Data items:
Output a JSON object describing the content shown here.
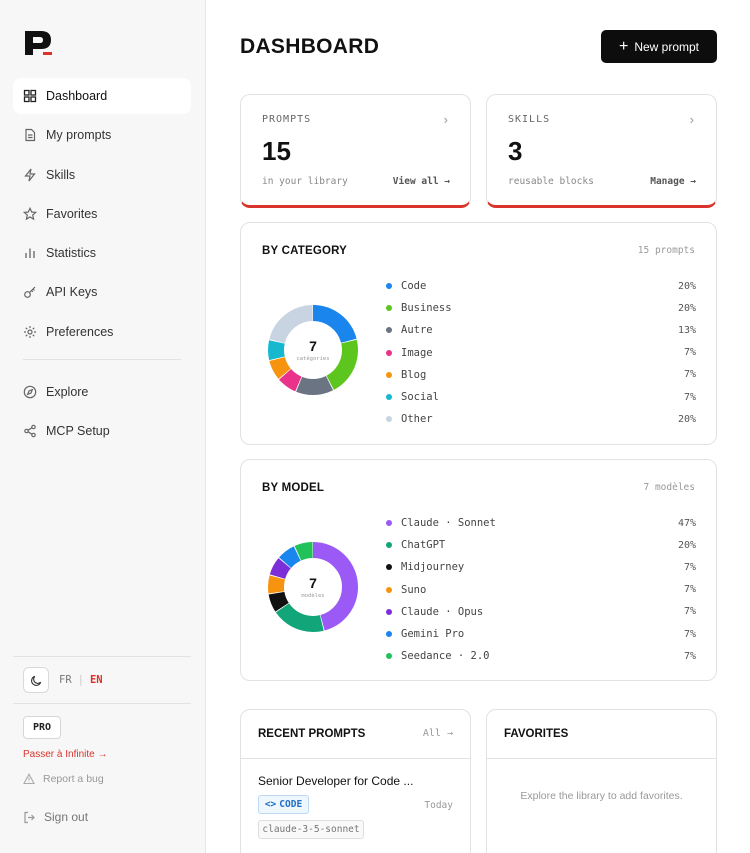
{
  "sidebar": {
    "items": [
      {
        "label": "Dashboard",
        "icon": "grid-icon",
        "active": true
      },
      {
        "label": "My prompts",
        "icon": "document-icon"
      },
      {
        "label": "Skills",
        "icon": "lightning-icon"
      },
      {
        "label": "Favorites",
        "icon": "star-icon"
      },
      {
        "label": "Statistics",
        "icon": "bar-chart-icon"
      },
      {
        "label": "API Keys",
        "icon": "key-icon"
      },
      {
        "label": "Preferences",
        "icon": "gear-icon"
      }
    ],
    "secondary": [
      {
        "label": "Explore",
        "icon": "compass-icon"
      },
      {
        "label": "MCP Setup",
        "icon": "share-icon"
      }
    ],
    "lang_fr": "FR",
    "lang_en": "EN",
    "pro_badge": "PRO",
    "upgrade_label": "Passer à Infinite →",
    "bug_label": "Report a bug",
    "signout_label": "Sign out"
  },
  "header": {
    "title": "DASHBOARD",
    "new_prompt_label": "New prompt"
  },
  "stats": {
    "prompts": {
      "label": "PROMPTS",
      "value": "15",
      "sub": "in your library",
      "link": "View all →"
    },
    "skills": {
      "label": "SKILLS",
      "value": "3",
      "sub": "reusable blocks",
      "link": "Manage →"
    }
  },
  "by_category": {
    "title": "BY CATEGORY",
    "count": "15 prompts",
    "center_value": "7",
    "center_label": "catégories",
    "items": [
      {
        "name": "Code",
        "pct": "20%",
        "value": 20,
        "color": "#1a85ec"
      },
      {
        "name": "Business",
        "pct": "20%",
        "value": 20,
        "color": "#5cc61f"
      },
      {
        "name": "Autre",
        "pct": "13%",
        "value": 13,
        "color": "#6b7482"
      },
      {
        "name": "Image",
        "pct": "7%",
        "value": 7,
        "color": "#e9338b"
      },
      {
        "name": "Blog",
        "pct": "7%",
        "value": 7,
        "color": "#f7940f"
      },
      {
        "name": "Social",
        "pct": "7%",
        "value": 7,
        "color": "#15b8cf"
      },
      {
        "name": "Other",
        "pct": "20%",
        "value": 20,
        "color": "#c9d4e2"
      }
    ]
  },
  "by_model": {
    "title": "BY MODEL",
    "count": "7 modèles",
    "center_value": "7",
    "center_label": "modèles",
    "items": [
      {
        "name": "Claude · Sonnet",
        "pct": "47%",
        "value": 47,
        "color": "#9b59f5"
      },
      {
        "name": "ChatGPT",
        "pct": "20%",
        "value": 20,
        "color": "#13a57a"
      },
      {
        "name": "Midjourney",
        "pct": "7%",
        "value": 7,
        "color": "#111111"
      },
      {
        "name": "Suno",
        "pct": "7%",
        "value": 7,
        "color": "#f7940f"
      },
      {
        "name": "Claude · Opus",
        "pct": "7%",
        "value": 7,
        "color": "#7c2fd8"
      },
      {
        "name": "Gemini Pro",
        "pct": "7%",
        "value": 7,
        "color": "#1a85ec"
      },
      {
        "name": "Seedance · 2.0",
        "pct": "7%",
        "value": 7,
        "color": "#22c25b"
      }
    ]
  },
  "recent": {
    "title": "RECENT PROMPTS",
    "all_link": "All →",
    "prompt_title": "Senior Developer for Code ...",
    "tag": "CODE",
    "tag_icon": "code-brackets-icon",
    "date": "Today",
    "model": "claude-3-5-sonnet"
  },
  "favorites": {
    "title": "FAVORITES",
    "empty": "Explore the library to add favorites."
  },
  "colors": {
    "accent": "#d9342b",
    "button_bg": "#0d0d0d"
  }
}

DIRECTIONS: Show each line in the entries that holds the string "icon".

ANSWER SECTION:
        "icon": "grid-icon",
        "icon": "document-icon"
        "icon": "lightning-icon"
        "icon": "star-icon"
        "icon": "bar-chart-icon"
        "icon": "key-icon"
        "icon": "gear-icon"
        "icon": "compass-icon"
        "icon": "share-icon"
    "tag_icon": "code-brackets-icon",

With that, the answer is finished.